### [Work instructions]
Find each line below containing the word "structure" and copy it.
Source records: Begin
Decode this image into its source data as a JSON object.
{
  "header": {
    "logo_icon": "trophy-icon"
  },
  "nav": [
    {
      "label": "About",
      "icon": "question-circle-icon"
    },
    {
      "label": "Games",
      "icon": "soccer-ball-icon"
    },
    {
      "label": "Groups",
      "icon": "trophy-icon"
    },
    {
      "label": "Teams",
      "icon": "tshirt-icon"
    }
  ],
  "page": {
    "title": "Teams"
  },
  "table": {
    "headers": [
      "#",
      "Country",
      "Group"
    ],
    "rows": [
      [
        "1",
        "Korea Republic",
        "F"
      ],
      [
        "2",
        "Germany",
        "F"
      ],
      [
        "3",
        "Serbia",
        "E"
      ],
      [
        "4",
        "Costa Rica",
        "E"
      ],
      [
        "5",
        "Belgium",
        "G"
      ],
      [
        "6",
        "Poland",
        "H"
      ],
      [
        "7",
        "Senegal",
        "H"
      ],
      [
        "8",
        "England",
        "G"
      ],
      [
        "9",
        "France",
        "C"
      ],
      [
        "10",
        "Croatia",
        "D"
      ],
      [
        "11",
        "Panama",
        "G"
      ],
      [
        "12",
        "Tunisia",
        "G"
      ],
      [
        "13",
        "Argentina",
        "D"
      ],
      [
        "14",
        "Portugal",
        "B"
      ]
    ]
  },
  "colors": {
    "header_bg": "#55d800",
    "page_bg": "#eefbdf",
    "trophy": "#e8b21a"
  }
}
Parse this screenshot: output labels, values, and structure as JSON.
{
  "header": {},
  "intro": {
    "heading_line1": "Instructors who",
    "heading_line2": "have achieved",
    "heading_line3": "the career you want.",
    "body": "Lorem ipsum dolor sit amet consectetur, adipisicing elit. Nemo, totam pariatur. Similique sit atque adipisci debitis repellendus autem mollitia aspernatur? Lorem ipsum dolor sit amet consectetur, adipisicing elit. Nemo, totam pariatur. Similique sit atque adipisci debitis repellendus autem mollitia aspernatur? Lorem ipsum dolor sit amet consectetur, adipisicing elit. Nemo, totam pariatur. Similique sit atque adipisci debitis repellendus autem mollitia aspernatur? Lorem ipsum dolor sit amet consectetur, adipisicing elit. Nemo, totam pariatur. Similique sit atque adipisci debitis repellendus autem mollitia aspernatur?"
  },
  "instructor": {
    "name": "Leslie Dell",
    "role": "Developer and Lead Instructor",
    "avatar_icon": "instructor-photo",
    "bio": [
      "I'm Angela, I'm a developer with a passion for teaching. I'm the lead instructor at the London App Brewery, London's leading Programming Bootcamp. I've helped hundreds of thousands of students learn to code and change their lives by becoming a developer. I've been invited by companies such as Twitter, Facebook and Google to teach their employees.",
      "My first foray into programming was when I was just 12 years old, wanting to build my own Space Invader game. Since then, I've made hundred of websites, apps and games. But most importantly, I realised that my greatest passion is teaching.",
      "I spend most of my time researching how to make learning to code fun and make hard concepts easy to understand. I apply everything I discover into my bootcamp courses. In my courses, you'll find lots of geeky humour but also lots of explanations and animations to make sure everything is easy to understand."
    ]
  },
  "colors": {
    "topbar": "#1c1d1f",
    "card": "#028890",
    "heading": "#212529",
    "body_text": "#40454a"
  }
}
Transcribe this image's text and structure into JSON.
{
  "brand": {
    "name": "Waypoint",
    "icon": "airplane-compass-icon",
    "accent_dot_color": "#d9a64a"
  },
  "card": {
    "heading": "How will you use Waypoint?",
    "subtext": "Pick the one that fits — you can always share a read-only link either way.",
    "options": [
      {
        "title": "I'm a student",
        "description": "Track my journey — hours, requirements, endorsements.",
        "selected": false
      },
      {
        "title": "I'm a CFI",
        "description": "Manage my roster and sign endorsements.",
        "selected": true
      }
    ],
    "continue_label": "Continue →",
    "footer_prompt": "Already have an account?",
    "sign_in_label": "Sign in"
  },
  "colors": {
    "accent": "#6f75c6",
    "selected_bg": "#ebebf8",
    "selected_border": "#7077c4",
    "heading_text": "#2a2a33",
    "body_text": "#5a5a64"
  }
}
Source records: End
### [Solution]
Parse this screenshot: output labels, values, and structure as JSON.
Transcribe this image's text and structure into JSON.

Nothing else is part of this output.